=== EXERCISE REQUIREMENTS ===
An exact reprint of all the records is the expected answer.

--- START ---

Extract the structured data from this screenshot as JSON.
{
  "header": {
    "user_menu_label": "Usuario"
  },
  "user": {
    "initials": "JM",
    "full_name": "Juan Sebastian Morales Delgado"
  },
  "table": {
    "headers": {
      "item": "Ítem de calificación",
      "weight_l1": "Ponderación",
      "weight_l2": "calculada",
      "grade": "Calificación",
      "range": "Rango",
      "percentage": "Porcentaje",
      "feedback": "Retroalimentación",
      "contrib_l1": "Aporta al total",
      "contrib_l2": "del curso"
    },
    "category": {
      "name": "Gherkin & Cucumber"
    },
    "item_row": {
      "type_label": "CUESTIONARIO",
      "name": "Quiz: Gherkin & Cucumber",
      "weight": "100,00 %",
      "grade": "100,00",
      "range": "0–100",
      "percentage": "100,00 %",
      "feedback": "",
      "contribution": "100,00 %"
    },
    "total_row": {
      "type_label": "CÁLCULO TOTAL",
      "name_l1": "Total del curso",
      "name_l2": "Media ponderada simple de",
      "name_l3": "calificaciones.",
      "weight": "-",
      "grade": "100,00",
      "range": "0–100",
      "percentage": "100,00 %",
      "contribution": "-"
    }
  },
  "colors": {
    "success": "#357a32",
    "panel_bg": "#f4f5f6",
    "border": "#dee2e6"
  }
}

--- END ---

=== EXPECTED ANSWER ===
Extract the structured data from this screenshot as JSON.
{
  "header": {
    "user_menu_label": "Usuario"
  },
  "user": {
    "initials": "JM",
    "full_name": "Juan Sebastian Morales Delgado"
  },
  "table": {
    "headers": {
      "item": "Ítem de calificación",
      "weight_l1": "Ponderación",
      "weight_l2": "calculada",
      "grade": "Calificación",
      "range": "Rango",
      "percentage": "Porcentaje",
      "feedback": "Retroalimentación",
      "contrib_l1": "Aporta al total",
      "contrib_l2": "del curso"
    },
    "category": {
      "name": "Gherkin & Cucumber"
    },
    "item_row": {
      "type_label": "CUESTIONARIO",
      "name": "Quiz: Gherkin & Cucumber",
      "weight": "100,00 %",
      "grade": "100,00",
      "range": "0–100",
      "percentage": "100,00 %",
      "feedback": "",
      "contribution": "100,00 %"
    },
    "total_row": {
      "type_label": "CÁLCULO TOTAL",
      "name_l1": "Total del curso",
      "name_l2": "Media ponderada simple de",
      "name_l3": "calificaciones.",
      "weight": "-",
      "grade": "100,00",
      "range": "0–100",
      "percentage": "100,00 %",
      "contribution": "-"
    }
  },
  "colors": {
    "success": "#357a32",
    "panel_bg": "#f4f5f6",
    "border": "#dee2e6"
  }
}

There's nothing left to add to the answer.